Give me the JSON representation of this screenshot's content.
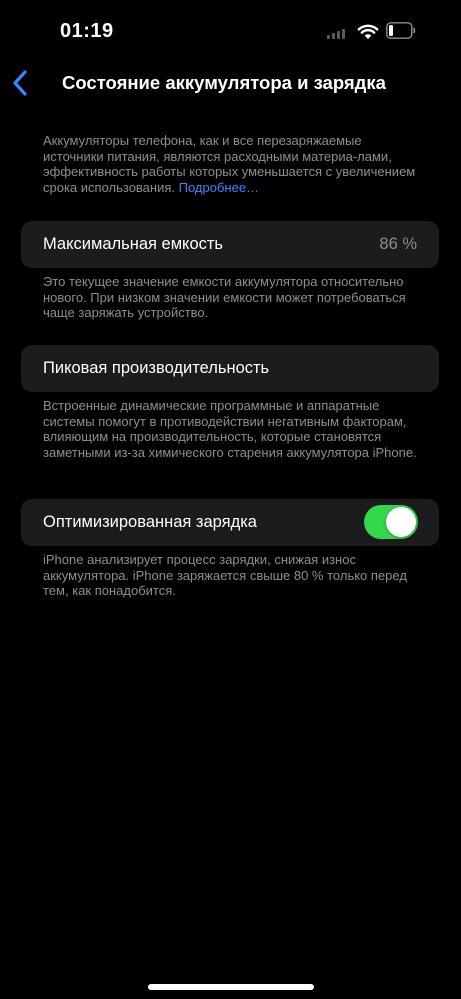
{
  "status_bar": {
    "time": "01:19",
    "icons": [
      "cellular-signal-icon",
      "wifi-icon",
      "battery-low-icon"
    ]
  },
  "nav": {
    "back_icon": "chevron-left-icon",
    "title": "Состояние аккумулятора и зарядка"
  },
  "intro": {
    "text": "Аккумуляторы телефона, как и все перезаряжаемые источники питания, являются расходными материа-лами, эффективность работы которых уменьшается с увеличением срока использования. ",
    "link": "Подробнее…"
  },
  "max_capacity": {
    "label": "Максимальная емкость",
    "value": "86 %",
    "description": "Это текущее значение емкости аккумулятора относительно нового. При низком значении емкости может потребоваться чаще заряжать устройство."
  },
  "peak_performance": {
    "label": "Пиковая производительность",
    "description": "Встроенные динамические программные и аппаратные системы помогут в противодействии негативным факторам, влияющим на производительность, которые становятся заметными из-за химического старения аккумулятора iPhone."
  },
  "optimized_charging": {
    "label": "Оптимизированная зарядка",
    "enabled": true,
    "description": "iPhone анализирует процесс зарядки, снижая износ аккумулятора. iPhone заряжается свыше 80 % только перед тем, как понадобится."
  },
  "colors": {
    "background": "#000000",
    "cell": "#1c1c1e",
    "accent": "#3a86ff",
    "toggle_on": "#32d74b",
    "secondary_text": "#8d8d93"
  }
}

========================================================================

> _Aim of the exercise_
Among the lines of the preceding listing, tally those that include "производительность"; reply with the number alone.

> _Output for this task_
2